“That has been a significant benefit to us,” Giromini says. “It's easy to focus on direct costs associated with providing customer value and to overlook the indirect costs. We were impressed with how much we were able to reduce this unnecessary motion and expense.”

New ideas coming

Wabash has made a lot of recent changes in the way the company manufactures trailers. Changes are coming, too, in the products themselves.

“We spend a lot of time asking ourselves, ‘Wouldn't it be great if…,’” Giromini says. “Some of the things we were thinking a few years ago had to be postponed when the market dropped. But that doesn't mean we have given up on them.”

For example:

  • Thin headers for dry vans with roll-up doors

    Dry vans equipped with swing doors offer loading advantages over trailers with traditional roll-up doors because of the space required for the door track.

    “In the past 18 months, we have come up with three iterations of a thin-header design for trailers equipped with roll-up doors,” Giromini says. “The idea is to be able to offer the same door opening clearance that we have on trailers with swing doors. If we can offer the same door opening, regardless of the type of door that the customer wants, the customer could seek a wider range of loads on his return trip. Although this could reduce his overall need for trailers, it would improve the customer's operating efficiency.”

  • CHMSLs for trailers

    Under FMVSS 108, center high-mounted stoplights (CHMSLs) have been mandatory on cars and light trucks for years. This portion of the federal lighting safety standard, however, does not apply to trailers.

The technology now exists to provide CHMSL-type functionality using the trailer's ID lights even on a thin header of a van trailer.

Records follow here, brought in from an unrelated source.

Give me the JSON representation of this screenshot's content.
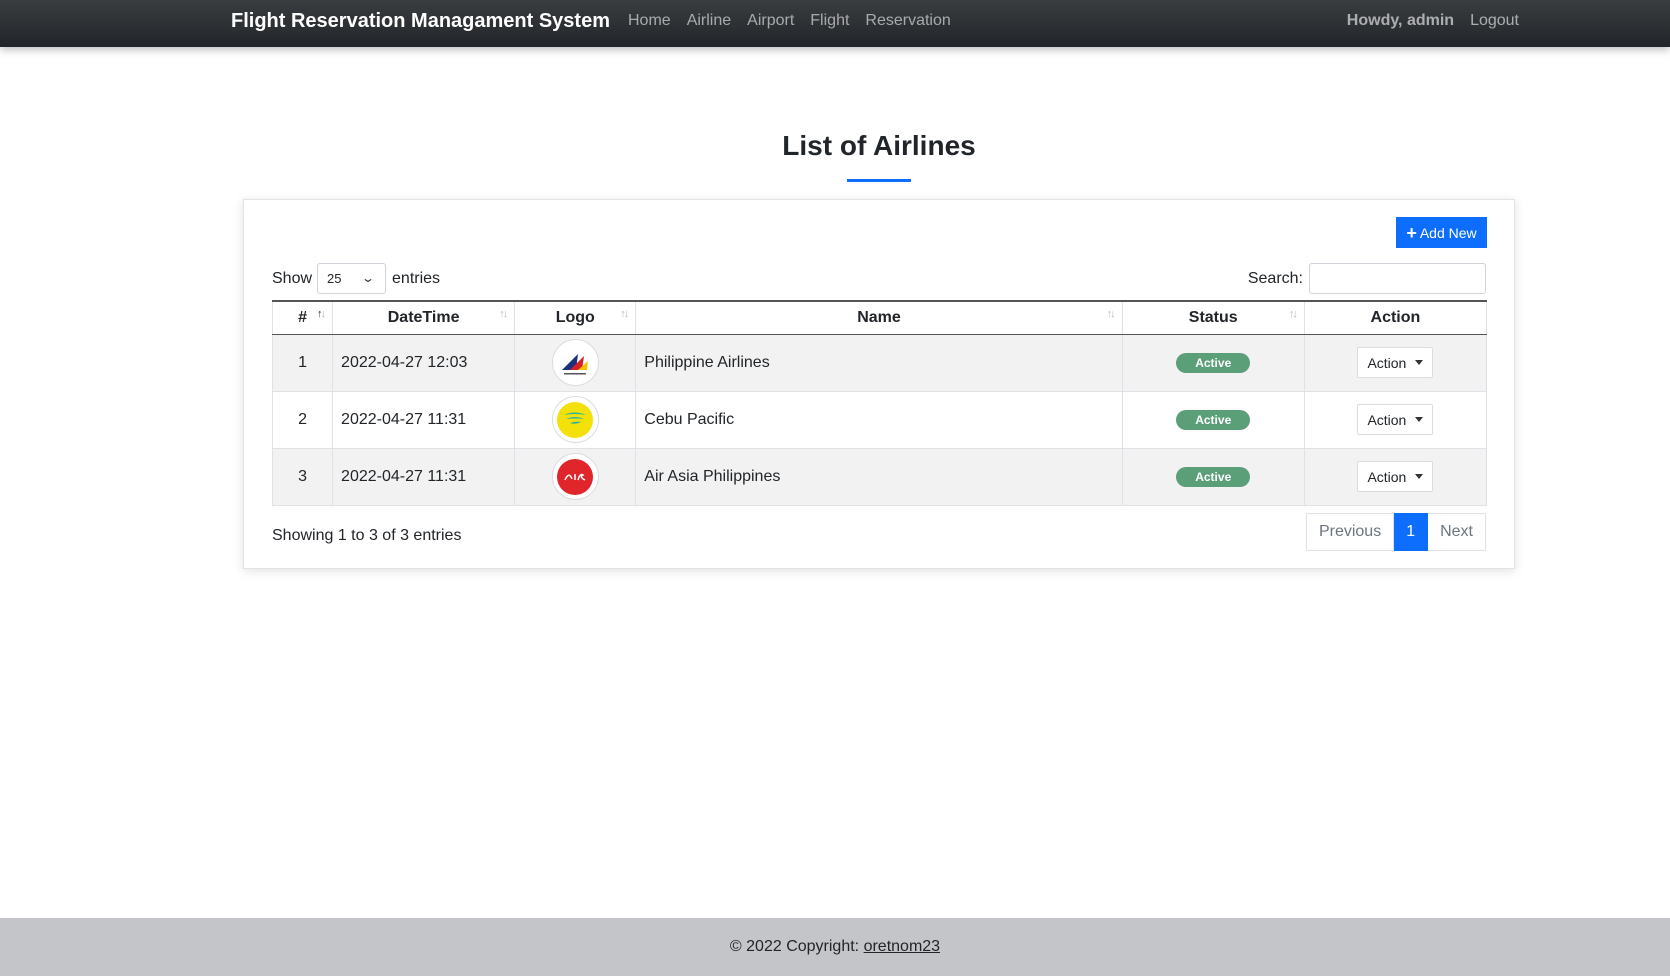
{
  "navbar": {
    "brand": "Flight Reservation Managament System",
    "links": [
      "Home",
      "Airline",
      "Airport",
      "Flight",
      "Reservation"
    ],
    "greeting": "Howdy, admin",
    "logout": "Logout"
  },
  "page": {
    "title": "List of Airlines"
  },
  "toolbar": {
    "add_new_label": "Add New",
    "show_label": "Show",
    "entries_label": "entries",
    "page_length": "25",
    "search_label": "Search:",
    "search_value": ""
  },
  "table": {
    "headers": [
      "#",
      "DateTime",
      "Logo",
      "Name",
      "Status",
      "Action"
    ],
    "rows": [
      {
        "num": "1",
        "datetime": "2022-04-27 12:03",
        "logo": "philippine-airlines-logo",
        "name": "Philippine Airlines",
        "status": "Active",
        "action": "Action"
      },
      {
        "num": "2",
        "datetime": "2022-04-27 11:31",
        "logo": "cebu-pacific-logo",
        "name": "Cebu Pacific",
        "status": "Active",
        "action": "Action"
      },
      {
        "num": "3",
        "datetime": "2022-04-27 11:31",
        "logo": "air-asia-logo",
        "name": "Air Asia Philippines",
        "status": "Active",
        "action": "Action"
      }
    ]
  },
  "pagination": {
    "info": "Showing 1 to 3 of 3 entries",
    "previous": "Previous",
    "current_page": "1",
    "next": "Next"
  },
  "footer": {
    "copyright": "© 2022 Copyright:",
    "author": "oretnom23"
  },
  "colors": {
    "primary": "#0d6efd",
    "navbar": "#212529",
    "status_active": "#5a9f78",
    "footer_bg": "#c4c5c8"
  }
}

A trailer equipped with a CHMSL could let multiple cars — not just the car immediately behind the trailer — know that the truck driver has applied his brakes.

“Adding a CHMSL to a trailer is the right thing to do,” Giromini says. “If you improve trailer visibility, you help reduce the risk of accidents.”

About the Author

Bruce Sauer | Editor

Bruce Sauer has been writing about the truck trailer, truck body and truck equipment industries since joining Trailer/Body Builders as an associate editor in 1974. During his career at Trailer/Body Builders, he has served as the magazine's managing editor and executive editor before being named editor of the magazine in 1999. He holds a Bachelor of Journalism degree from the University of Texas at Austin.